Getting that first job after college or high school is a very exciting, yet stressful event. You’re probably overwhelmed with many new challenges, opportunities, commitments, and have a lot of questions. One of the biggest changes may be in regards to money.
This new job may provide a significant increase in cash flow. While it may seem like you’ll now have a lot of money, this is a critical time to begin managing your money wisely. This includes creating a budget to help you pay off debt, student loans, develop savings, and begin investing for retirement.
Create a Budget
If you’ve been in school prior to this new job, your finances were probably relatively simple. You had some basic bills and utilities to pay, and your education may have been funded by outside sources or student loans. Now that you are ready to begin life in the workforce, your cash flow needs will change significantly.
Once you have an idea of how much your paychecks will be, it is time to sit down and determine what your expenses are. How much is rent? Will you be moving to a nicer place? Buying a car? How long before you have to begin paying back the student loans? These items will play an important role in determining where your money has to go.
Creating a budget doesn’t have to be difficult and it can be done in a few easy steps. It is important that you establish this spending plan as soon as possible so that you don’t find yourself in financial trouble later on.
Tackle Your Debt
With this new source of income, it is a perfect time to get serious about repaying your debt. If you have credit cards, you may have become used to only paying the minimum payment each month. Break the minimum payment habit as soon as possible! Minimum payments can drag your repayment out to ten years or more, costing hundreds or thousands in interest. Make it a priority to accelerate the high-interest credit card debt.
If you have student loans, you generally have three to six months before payments begin. Don’t use this grace period to rest on your laurels, but begin to plan for the payments before they start. Find out how much the payment will be and factor it into your budget now. If your lender offers automatic electronic payment, consider setting up monthly or bi-weekly payments to come right out of your bank account.
Develop a Savings Plan
Now that you’re on your own and have a steady stream of income, you should begin saving a little bit of money each paycheck for an emergency fund. Having an emergency savings fund will help you out in a jam so that you don’t have to rely on high-interest credit cards or face a financial crisis.

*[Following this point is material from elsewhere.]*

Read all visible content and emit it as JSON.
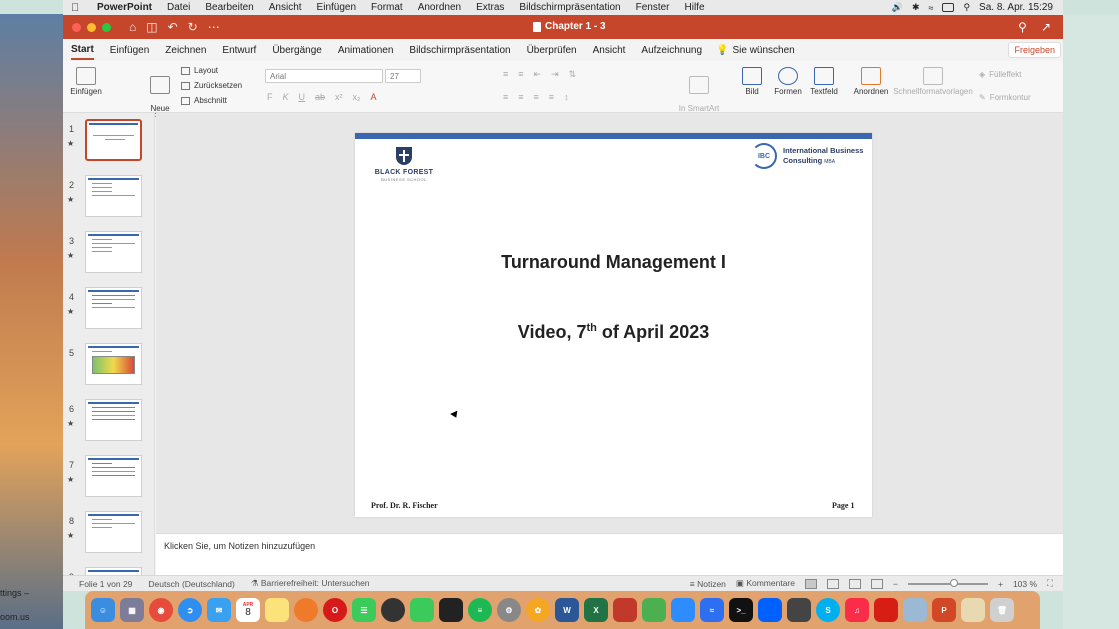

The best way to begin saving is to create an automatic savings plan. If you have a set amount of money being set aside from each paycheck automatically, it is impossible to forget. In addition, once the money is saved automatically, after a few paychecks, you won’t even miss the money.
Begin Saving for Retirement
If you’re like most young people starting out in your first job, the thought of retirement seems like an eternity. While it may be true that you have 40 or more years until retirement, don’t wait to begin saving. Even a very small amount can begin to add up thanks to the effect of compounding interest.
Check with your employer to see if they offer a retirement plan such as a 401k plan. Many companies even offer a matching program where you can essentially get free money just by saving. If your employer doesn’t sponsor a plan, the best thing to do would be to consider opening an IRA.